Remember, Byrd reportedly "demanded" last July to be the league's highest-paid safety:
While many believe teams should pay their own—meaning players they drafted—to set a precedent that outstanding play will be rewarded with commensurate money, that practice can have the opposite effect.
Doug Whaley, now in his first full year as Buffalo's general manager, doesn't want to set the precedent that he can be worked over by an aggressive agent, ultimately cave and overpay to retain a player.
He began his tenure as GM by not budging, and even if what he's willing to pay to keep Byrd in Buffalo has changed, he must not exceed the financial limit he sets.
With the rookie contracts of Marcell Dareus and Aaron Williams expiring after the 2014 season and C.J. Spiller set to be a free agent the year after that, the Bills front office must establish in its negotiations with Byrd a pattern of not mortgaging the team's future through unwise spending.
Also, Buffalo's brass must realize and utilize the leverage it has.
Frankly, Byrd was very fortunate during the 2013 campaign.
After refusing what for him was a monetarily unsatisfactory contract—a five- or six-year deal with approximately $20 million guaranteed—that offered relatively excellent job security, the former second-round pick was, in theory, one serious injury away from losing a considerable amount of money on the free-agent market.
It gets to a certain point when the job-security aspect of signing a long-term deal should be prioritized over a few extra million in yearly compensation or guaranteed dollars.
Then again, Byrd and Parker might believe they'll be able to get the contract they want on the open market—and they'd probably be right.
However, if the Bills and Byrd's camp can't agree on a new contract by 4 p.m. EST on March 3, Buffalo could hit him with the franchise tag again—this time worth $8.3 million—which would drastically limit his possibilities of signing a multi-year deal elsewhere.
At that point, any other team attempting to snag Byrd would be forced to surrender two first-round picks in exchange for the safety unless the Bills decided to match said team's offer—both unlikely events.
If Byrd signed his tag, he could be traded for a negotiable compensation. In the end, though, the tag would guarantee Buffalo something in return—likely a high draft pick or two "lower" ones—for their prized safety.
Byrd's a fine player, and he deserves to get paid good money. The Bills need to get a long-term deal done, but they have to set limits which they can't exceed at any point of the negotiation process. If they weren't willing to make Byrd the highest-paid safety in football in 2013, it's hard to envision them doing so in 2014.

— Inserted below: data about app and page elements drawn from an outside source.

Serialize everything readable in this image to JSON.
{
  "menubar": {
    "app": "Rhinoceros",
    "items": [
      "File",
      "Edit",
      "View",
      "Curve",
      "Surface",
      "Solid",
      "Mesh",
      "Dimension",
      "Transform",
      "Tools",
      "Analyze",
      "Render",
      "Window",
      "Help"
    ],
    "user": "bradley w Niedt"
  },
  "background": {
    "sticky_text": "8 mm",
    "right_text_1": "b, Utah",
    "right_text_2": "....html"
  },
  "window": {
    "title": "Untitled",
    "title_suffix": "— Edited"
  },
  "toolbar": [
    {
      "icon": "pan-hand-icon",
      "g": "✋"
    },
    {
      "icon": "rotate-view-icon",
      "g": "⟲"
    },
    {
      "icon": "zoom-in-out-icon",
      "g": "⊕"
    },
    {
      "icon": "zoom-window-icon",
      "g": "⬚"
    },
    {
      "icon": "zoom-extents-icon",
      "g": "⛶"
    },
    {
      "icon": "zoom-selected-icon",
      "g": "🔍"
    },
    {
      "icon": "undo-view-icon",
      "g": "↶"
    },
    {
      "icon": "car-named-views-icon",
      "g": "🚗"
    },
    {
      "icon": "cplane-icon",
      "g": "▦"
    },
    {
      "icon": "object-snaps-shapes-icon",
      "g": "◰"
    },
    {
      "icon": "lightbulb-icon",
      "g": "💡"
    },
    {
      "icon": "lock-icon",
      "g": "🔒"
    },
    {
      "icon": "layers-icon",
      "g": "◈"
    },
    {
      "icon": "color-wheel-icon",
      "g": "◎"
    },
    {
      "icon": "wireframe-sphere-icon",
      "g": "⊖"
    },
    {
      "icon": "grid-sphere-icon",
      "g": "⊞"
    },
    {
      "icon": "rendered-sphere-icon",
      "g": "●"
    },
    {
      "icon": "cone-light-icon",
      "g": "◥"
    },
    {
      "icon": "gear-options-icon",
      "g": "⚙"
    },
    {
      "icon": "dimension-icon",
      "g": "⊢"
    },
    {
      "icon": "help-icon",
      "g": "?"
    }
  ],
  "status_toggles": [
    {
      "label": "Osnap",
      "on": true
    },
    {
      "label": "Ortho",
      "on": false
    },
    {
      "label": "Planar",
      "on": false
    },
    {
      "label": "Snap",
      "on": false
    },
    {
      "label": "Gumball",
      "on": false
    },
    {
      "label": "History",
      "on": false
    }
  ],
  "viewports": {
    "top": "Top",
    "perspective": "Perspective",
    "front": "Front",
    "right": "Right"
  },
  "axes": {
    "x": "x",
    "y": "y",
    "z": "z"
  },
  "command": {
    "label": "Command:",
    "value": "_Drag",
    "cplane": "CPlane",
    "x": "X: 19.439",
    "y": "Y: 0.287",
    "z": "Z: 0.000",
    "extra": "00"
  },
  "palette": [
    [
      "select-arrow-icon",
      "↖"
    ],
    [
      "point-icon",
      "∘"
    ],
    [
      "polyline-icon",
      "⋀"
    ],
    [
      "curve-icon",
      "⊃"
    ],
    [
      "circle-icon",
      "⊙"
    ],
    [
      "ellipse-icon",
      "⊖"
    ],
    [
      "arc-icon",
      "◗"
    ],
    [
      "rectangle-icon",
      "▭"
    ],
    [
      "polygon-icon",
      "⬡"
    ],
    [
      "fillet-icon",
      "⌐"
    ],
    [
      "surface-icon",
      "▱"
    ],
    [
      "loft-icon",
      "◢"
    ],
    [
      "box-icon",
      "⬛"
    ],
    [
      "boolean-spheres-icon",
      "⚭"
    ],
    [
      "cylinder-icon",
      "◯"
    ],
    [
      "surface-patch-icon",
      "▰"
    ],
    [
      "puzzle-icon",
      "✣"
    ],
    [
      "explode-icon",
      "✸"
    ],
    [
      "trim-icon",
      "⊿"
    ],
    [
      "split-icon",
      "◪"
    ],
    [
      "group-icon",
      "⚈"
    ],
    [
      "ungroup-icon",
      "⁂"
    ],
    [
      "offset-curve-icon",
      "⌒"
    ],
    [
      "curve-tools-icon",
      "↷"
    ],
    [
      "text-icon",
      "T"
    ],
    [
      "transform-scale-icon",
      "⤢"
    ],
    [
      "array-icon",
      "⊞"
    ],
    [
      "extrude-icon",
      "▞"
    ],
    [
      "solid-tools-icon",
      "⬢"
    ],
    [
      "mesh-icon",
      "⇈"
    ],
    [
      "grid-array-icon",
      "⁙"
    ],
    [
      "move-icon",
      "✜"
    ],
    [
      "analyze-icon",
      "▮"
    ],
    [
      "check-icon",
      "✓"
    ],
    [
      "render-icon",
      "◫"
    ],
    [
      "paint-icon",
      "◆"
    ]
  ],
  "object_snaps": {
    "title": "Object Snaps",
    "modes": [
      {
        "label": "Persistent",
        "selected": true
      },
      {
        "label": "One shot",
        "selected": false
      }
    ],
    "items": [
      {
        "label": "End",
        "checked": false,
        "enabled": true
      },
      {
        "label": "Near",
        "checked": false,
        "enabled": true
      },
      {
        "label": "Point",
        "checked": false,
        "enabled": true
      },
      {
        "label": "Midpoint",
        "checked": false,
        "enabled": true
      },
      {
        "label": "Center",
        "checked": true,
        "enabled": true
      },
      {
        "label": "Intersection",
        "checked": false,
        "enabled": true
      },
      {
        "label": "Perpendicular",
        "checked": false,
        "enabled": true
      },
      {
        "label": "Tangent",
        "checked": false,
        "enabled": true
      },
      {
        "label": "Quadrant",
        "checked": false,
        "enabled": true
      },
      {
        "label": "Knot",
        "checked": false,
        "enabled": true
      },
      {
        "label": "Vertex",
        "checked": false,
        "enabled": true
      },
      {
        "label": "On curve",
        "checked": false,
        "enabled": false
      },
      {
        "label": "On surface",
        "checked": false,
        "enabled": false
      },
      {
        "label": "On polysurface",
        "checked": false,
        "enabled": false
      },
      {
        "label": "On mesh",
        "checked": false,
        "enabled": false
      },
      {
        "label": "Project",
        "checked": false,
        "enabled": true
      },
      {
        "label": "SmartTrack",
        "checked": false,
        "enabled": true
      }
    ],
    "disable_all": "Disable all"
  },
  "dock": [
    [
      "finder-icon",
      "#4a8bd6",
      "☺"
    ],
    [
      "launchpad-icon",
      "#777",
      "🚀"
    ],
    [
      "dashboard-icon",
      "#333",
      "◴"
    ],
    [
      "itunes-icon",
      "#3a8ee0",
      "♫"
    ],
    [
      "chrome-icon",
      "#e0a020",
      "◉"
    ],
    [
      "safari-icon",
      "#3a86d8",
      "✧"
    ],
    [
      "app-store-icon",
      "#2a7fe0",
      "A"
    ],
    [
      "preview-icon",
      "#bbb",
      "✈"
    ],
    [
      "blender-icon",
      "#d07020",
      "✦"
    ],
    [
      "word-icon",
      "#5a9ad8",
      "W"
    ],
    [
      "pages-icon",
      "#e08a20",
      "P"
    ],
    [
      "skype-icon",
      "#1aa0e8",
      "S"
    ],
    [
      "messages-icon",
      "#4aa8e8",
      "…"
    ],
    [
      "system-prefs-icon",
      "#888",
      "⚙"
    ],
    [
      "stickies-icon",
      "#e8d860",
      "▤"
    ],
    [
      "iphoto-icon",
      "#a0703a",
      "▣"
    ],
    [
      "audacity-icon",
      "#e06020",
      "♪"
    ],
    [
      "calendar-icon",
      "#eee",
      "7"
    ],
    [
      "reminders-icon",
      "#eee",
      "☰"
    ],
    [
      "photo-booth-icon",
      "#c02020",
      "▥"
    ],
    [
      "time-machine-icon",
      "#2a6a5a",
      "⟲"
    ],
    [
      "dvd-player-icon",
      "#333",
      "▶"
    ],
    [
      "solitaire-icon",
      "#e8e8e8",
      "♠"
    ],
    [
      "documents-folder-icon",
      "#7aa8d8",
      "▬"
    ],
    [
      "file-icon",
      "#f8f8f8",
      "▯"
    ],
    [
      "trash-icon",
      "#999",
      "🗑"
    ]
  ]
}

Buffalo's front office members initially must be open-minded but ultimately firm with their stance on Jairus Byrd and use all the power vested in them by the most recent collective-bargaining agreement along the way.